Whether you're new to keeping hens or haven't kept any for a while and want to refresh your memory, have a look at the frequently asked questions and answers below or take a look at some of the more detailed articles which are listed on the left hand side of this page.
If you have any questions, just give us a call on 01363 82795.
What should I feed my hens?
Layers pellets or mash should be provided freely to hens during the day along with a fresh supply of water. They are a mixture of wheat, barley, oat and maize. Chickens will eat roughly 100-150g of food a day and on a hot day a chicken can drink up to 500mL of water.
Chickens really enjoy having a handful of corn scattered outside in their run as a treat but it is better to let them fill up on pellets/mash in the morning and let them have treats in the afternoon. They also love greens and kitchen scraps, but don’t give them potato peelings without cooking them first.
Hens require flint grit and soluble oyster shell grit to keep them healthy. The flint grit is to help them break down food in their gizzard and the oyster shell grit is to provide calcium so that the hens provide good strong egg shells.
What should I use as bedding?
We recommend shavings in the house (as it’s much easier to clean out than straw) and straw in the nest box as it stays nice and fluffy. Never use hay as it can go mouldy very quickly and cause respiratory problems.
What do I do with my chickens when I get them home?
So that your chicken can get used to their new home, it’s best to keep them shut in their house for the first day and night. If the house is not very roomy (simply housing a nest box and a perch) and it’s early in the day, put them into the house for 2/3 hours before letting them out into the run.
If it’s later in the day, it’s fine to keep them in the house overnight and let them out into the run in the morning.
If you plan to let them free range, it’s best to keep them restricted to the house and the run for 4 to 5 days to make sure they know where to return to roost.
If you can’t chase them into the run, it might be worth putting a torch in their house as they are often drawn to the light at night.
How do I introduce new chickens to an established group?
Put your new birds in the house once the old birds are outside and let the old birds back in the house when the new birds are already in the house and roosting.
Open the house up as normal in the morning. Chickens always have to establish a pecking order, keep an eye on your hens for the first few days and once the pecking order is established, they should get along fine together. It is a good idea to offer an extra feeder and drinker in the run.
How often should I clean my chickens' house out?
Even if you regularly clean your chicken house it is really important that you thoroughly clean out your hens’ house every 2 to 3 months. After doing the usual clean, take out all the detachable parts (roosting bars, nest boxes etc) and scrub with a suitable disinfectant from a pet shop. Allow everything to dry in the sunlight and, once dry, give the house a good dusting with mite powder.
Will my hens need worming and treating for lice and mites?

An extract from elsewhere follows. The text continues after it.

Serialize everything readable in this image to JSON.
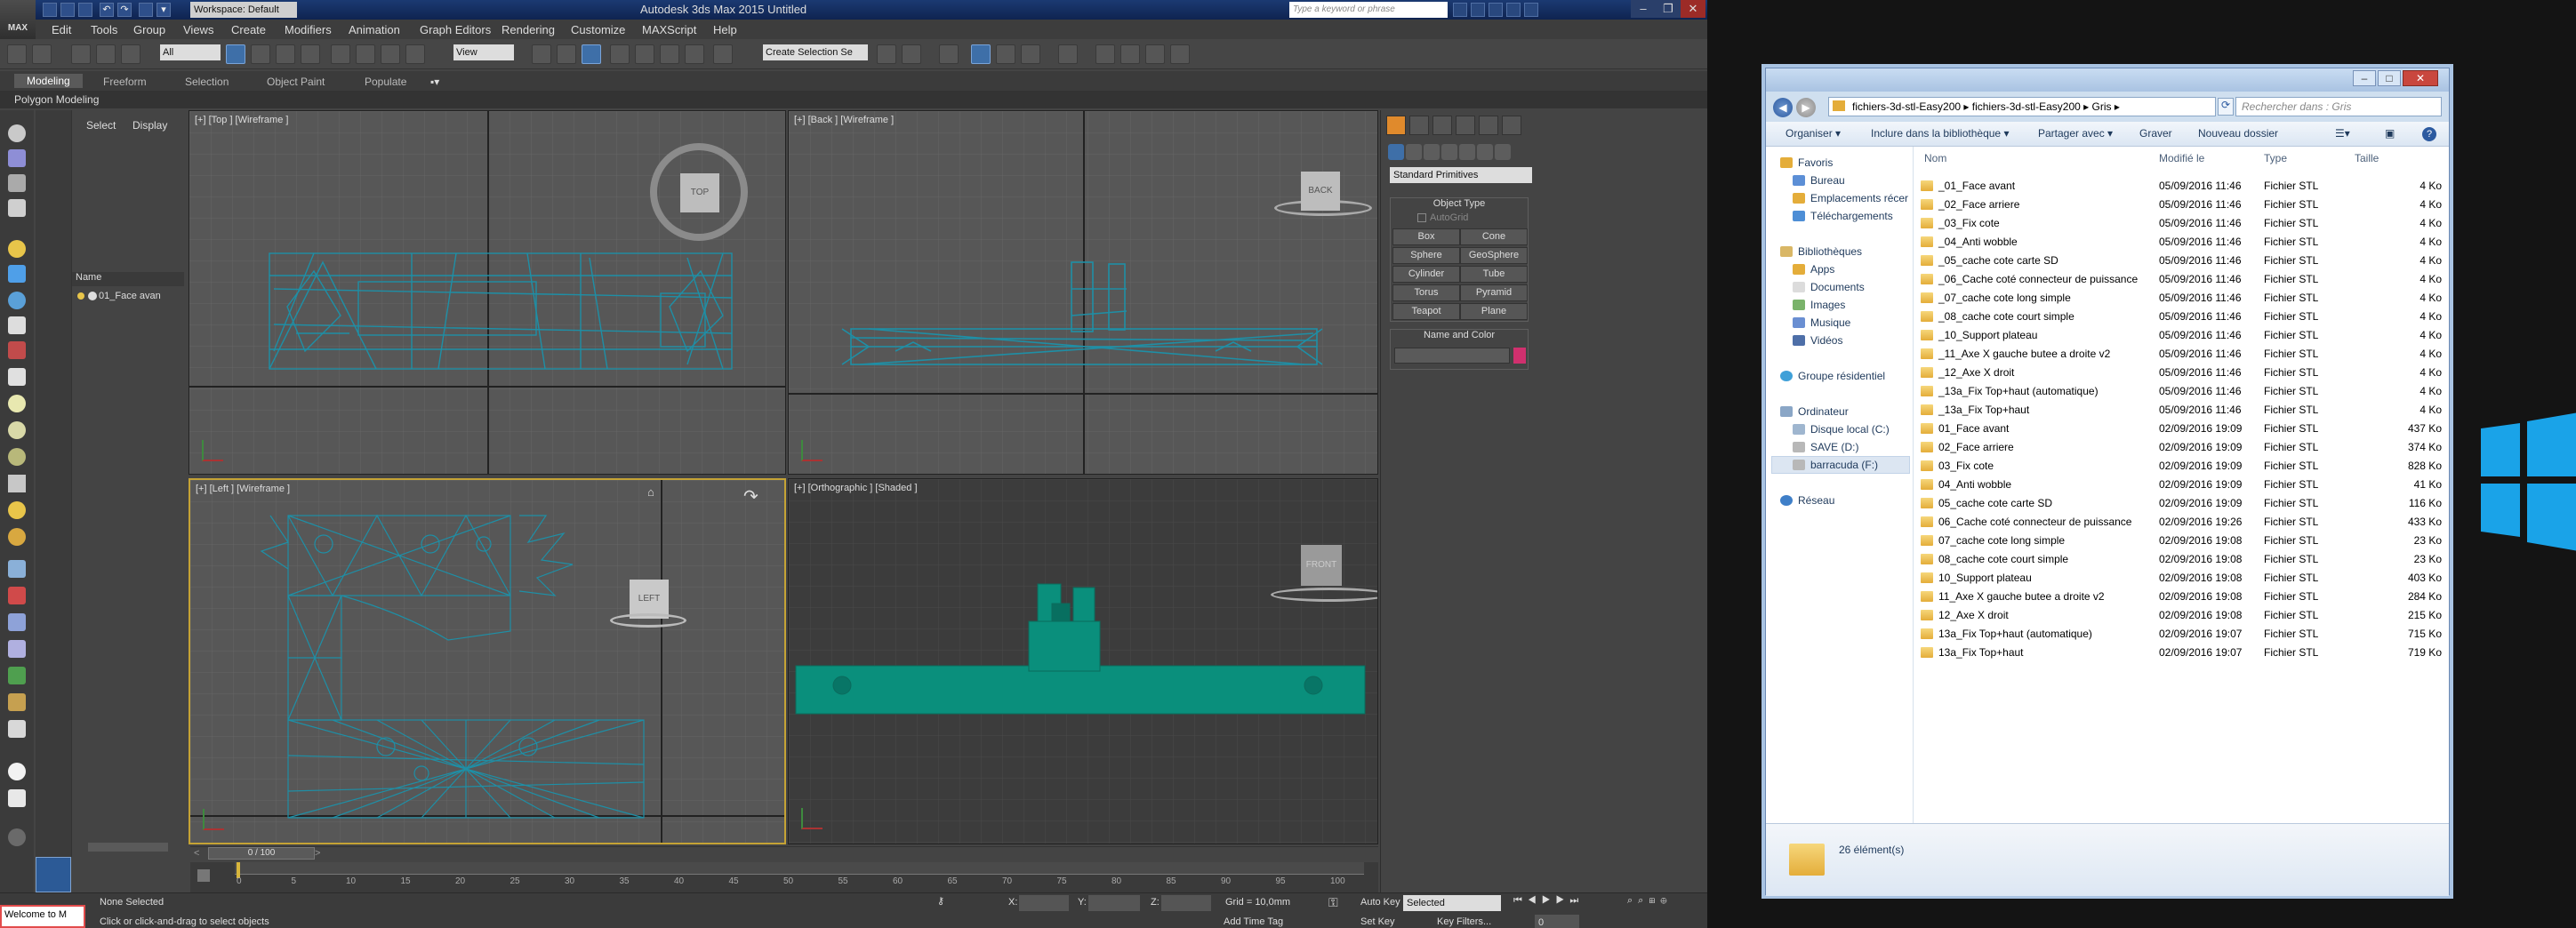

Yes. Apple Cider Vinegar is a great natural wormer, it’s cheap and easy and you put it in their water (10mL per litre of water). It’s also a great tonic and keeps them in good feather and laying well.
We recommend you dust your hens with lice and mite powder every couple of months as a precaution to ensure that your hens stay parasite free. Dust the hens and the house on the same day. Dust once a month in the summer.
What should I do if I think my chicken is unwell?
Check her over for lice and mites and check her muck for worms and treat if necessary. Check her crop for crop issues. If it's not one of those, separate the hen from the flock and give her fresh food and water with cider vinegar in it. She may be getting bullied and not have easy access to the food and water. Sometimes they will perk up when they've been separated from the others.
If that doesn't help, please give us a call. We should be able to offer some advice from our years of poultry experience. If not, we can find out for you.
Your chickens clean themselves by having a dustbath. If they are not free rangers, provide them with a large plant pot or tray of sandy earth to bathe in. If you find your chickens’ favourite spot (usually under a shrub but it can be in the middle of the lawn), you can dust their lice powder into it to save you the job of dusting the chicken direct.
Chicken manure is great stuff when mixed into compost but will burn the plants if put straight onto them.
You don’t want your hens to sleep in the nest boxes because they will make it mucky. Teach them to sleep on the perch by putting them on the perch once it gets dark. A few nights in a row should do it.
If your cheeky chicken has been laying eggs behind a bush and you come across them but are unsure how old the eggs are - fresh eggs sink in water and rotten eggs float! To stop your hen laying eggs outside, keep them inside until midday, by which time they should have laid in the next box in the house and is usually a sufficient reminder of where you want them to lay!